One of the most pivotal activities of a caregiver is to observe the condition of a care receiver at any given moment in time. Only if you observe can you take action, be it to change your care procedure in some way, or to seek immediate medical help.
- Use your five senses to see, hear, smell, taste or feel anything that represents their current state of the care receiver. If anything suggests a change in condition, ask the care receiver if they feel anything different about them. Don’t believe a “no problem” statement as this could be due to the care receiver’s hesitation in sharing or a belief that something is not a problem.
- But in the event that the care receiver is complaining about something, pay attention, because that’s likely to be true.
- Observe objective information about the care receiver’s condition using devices such as thermometer, manual sphygmomanometer and weight scale.
Examples of things worth observing include
- Skin, e.g. complexion changes, hot flushes, moist skin, edema
- Motion, e.g. walking gait and speed
- Facial expressions, e.g. sudden discomfort or pain
- Food and water intake
- State, amount and colour of excreta
- Condition inside the mouth
Turning observation into action begins with recording them. Recording serves the following purposes:
- Acts as information that facilitates systematic and continuous care.
- Improves the communication among caregiver, care receiver and family.
- Serves as a legal proof of the care provided.
- Acts as valuable information to build a bigger body of knowledge that helps other care receivers.
Checking vital signs
- Consciousness: Talk to the user and check their reactions. If unresponsive to words, press their shoulders and see if they respond to it.
- Breathing: Normal breathing rate is 15 to 20 breaths per minute, at rest. Observe the rise and fall of the person’s chest. One respiration (breath) is one complete rise and fall of the chest. Count the respirations in 1 minute. Observe whether breathing is same as usual or if it’s quicker, slower, shallower or deeper, or if the nostrils move, the lower jaw is unusually lowered, etc.
- Body temperature: Normal body temperature is about 37°C. Assess whether the body temperature is rising and decreasing too much as it could be due to an infection (in the case of rising temperature) or poor blood circulation (in the case of decreasing temperature)
- Blood pressure: Normal blood pressure is 120/80. Make sure you familiarise yourself with a blood pressure measuring device in advance before you start providing care.
- Pulse rate: Normal pulse rate is 60 to 100 beats per minute for most adults, but can be as low as 50 to 60 beats per minute for older people. Take note if the pulse rises or decreases too much. Place the second and third fingers on the inside of the wrist at the base of the thumb. Press lightly until you feel the pulse. Look at the watch and count the beats in 1 minute.
Stay alert at all times to observe and record any unexpected changes to any aspect of the care receiver’s condition, be it subjective (e.g. how they are feeling) or objective (e.g. temperature and blood pressure measurement). Act promptly and seek immediate medical help if you suspect any abrupt changes in condition.

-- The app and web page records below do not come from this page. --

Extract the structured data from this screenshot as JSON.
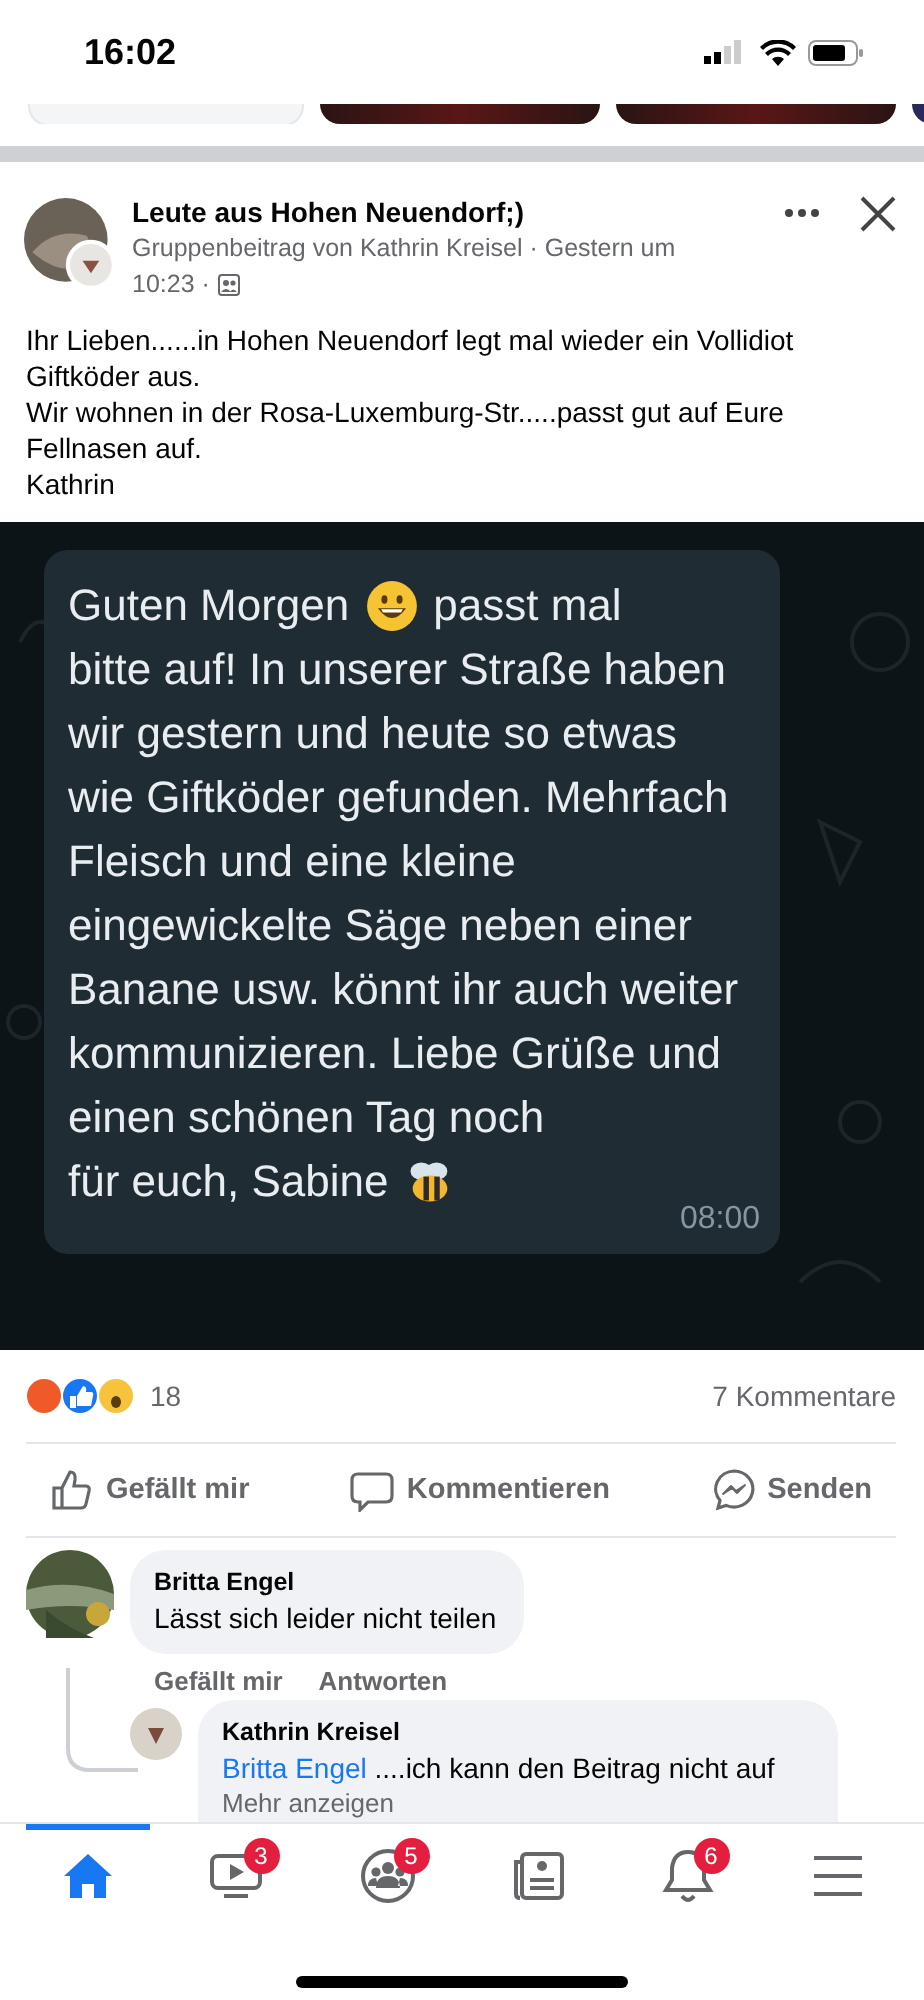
{
  "status_bar": {
    "time": "16:02"
  },
  "post": {
    "group": "Leute aus Hohen Neuendorf;)",
    "meta": "Gruppenbeitrag von Kathrin Kreisel · Gestern um",
    "meta_time": "10:23 ·",
    "paragraphs": [
      "Ihr Lieben......in Hohen Neuendorf legt mal wieder ein Vollidiot Giftköder aus.",
      "Wir wohnen in der Rosa-Luxemburg-Str.....passt gut auf Eure Fellnasen auf.",
      "Kathrin"
    ],
    "message": {
      "text_before": "Guten Morgen",
      "text_after": "passt mal",
      "body": "bitte auf! In unserer Straße haben wir gestern und heute so etwas wie Giftköder gefunden. Mehrfach Fleisch und eine kleine eingewickelte Säge neben einer Banane usw. könnt ihr auch weiter kommunizieren. Liebe Grüße und einen schönen Tag noch",
      "last_line": "für euch, Sabine",
      "time": "08:00"
    },
    "reaction_count": "18",
    "comment_count": "7 Kommentare",
    "actions": [
      {
        "kind": "like",
        "label": "Gefällt mir"
      },
      {
        "kind": "comment",
        "label": "Kommentieren"
      },
      {
        "kind": "send",
        "label": "Senden"
      }
    ]
  },
  "comments": [
    {
      "author": "Britta Engel",
      "text": "Lässt sich leider nicht teilen",
      "links": [
        "Gefällt mir",
        "Antworten"
      ]
    }
  ],
  "reply": {
    "author": "Kathrin Kreisel",
    "mention": "Britta Engel",
    "text": "....ich kann den Beitrag nicht auf",
    "more": "Mehr anzeigen"
  },
  "nav": [
    {
      "kind": "home",
      "selected": true
    },
    {
      "kind": "video",
      "selected": false,
      "badge": "3"
    },
    {
      "kind": "groups",
      "selected": false,
      "badge": "5"
    },
    {
      "kind": "news",
      "selected": false
    },
    {
      "kind": "bell",
      "selected": false,
      "badge": "6"
    },
    {
      "kind": "menu",
      "selected": false
    }
  ]
}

Article reviewed by David Tay, Senior Principal Educator (Nursing and Prehospital Care), HMI Institute.